Today's SR story about the large hotel project across from the Convention Center featured an aerial photo by SR photographer Jesse Tinsley.

The photo doesn't display very well the large monolithic wall that's on the site. At the street level, that large wall of concrete is very visible. It's just above the center of this photo. The red lift with the white arm is just below the wall.

Just estimating, it looks to be a concrete slab 60 feet wide by maybe 40 feet high, by maybe 3 feet across the top.

Matt Jensen, a spokesman for Walt Worthy, who's building the 15-floor hotel, identified that slab as a shear wall. In taller structures, shear walls provide lateral stability to the building in the event of an earthquake or intense windstorm.

The new convention center hotel will have six such walls. In projects like this, they are tied in to the foundation walls and will run up the height of the building.

Construction crews hope to get as many started before winter snows come in.

When work picks up in March, the project will add a large crane for moving materials up the walls and onto the building floors.

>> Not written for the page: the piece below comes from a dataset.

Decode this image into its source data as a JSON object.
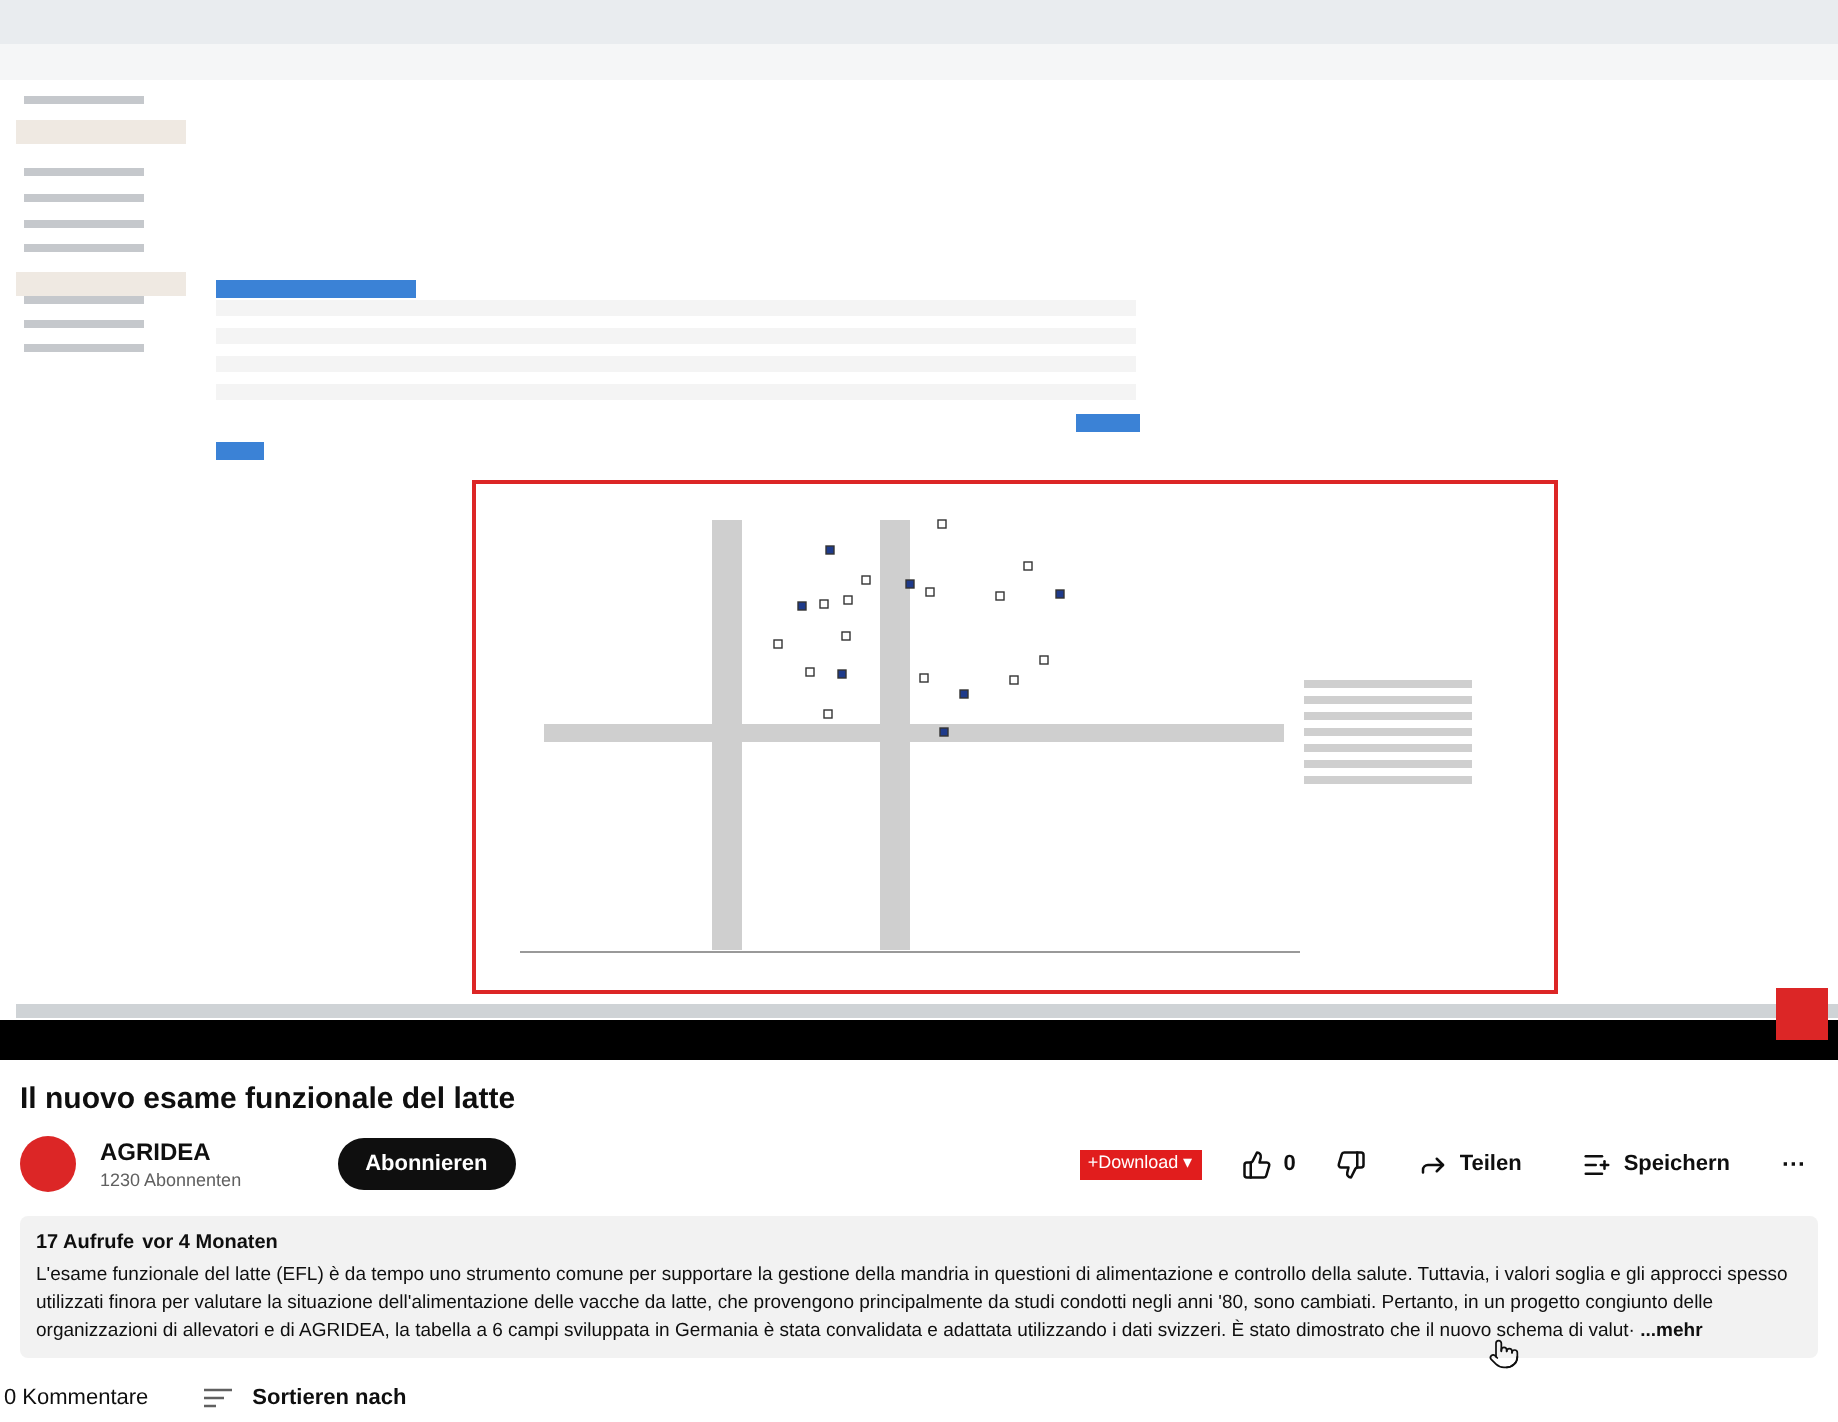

The Davenport Hotel Collection rendering of how the building will look, more or less, is below.

C.I. Shenanigans sold to Public Facilities District…

Good morning Netizens…

The Spokane Public Facilities District has purchased the C.I. Shenanigan’s restaurant. Oh?

Shenanigan’s is sited about 25 feet northeast of the convention center. That would make it a big target in the eyes of the the Facilities District, that has consistently buying up land adjacent to the convention center. Facilities District Executive Director Kevin Twohig said buying the restaurant, at 332 N. Spokane Falls Court, will allow for convention center expansion.

However, the district will not set up a plan nor take a proposal to the voters yet, according to Twohig.

The City of Spokane is broke, deeply in debt, but it just keeps spending money as if there was no limit. The Facilities District members are not elected into office, nor do the voters have any say over how they spend their money, yet the taxpayers are on the hook for every penny they spend. How does this work?

Doesn’t this have the aroma of the River Park Square funding all over again? I’m truly perplexed over how the voters are sitting by and allowing this to happen, over and over again without saying, “Stop the spending now!”

The Public Facilities District is taking a fine eatery and good employer off the tax bases and replacing it with an unknown plan, with no apparent proposal in mind. Someone needs to stop the runaway horse cart.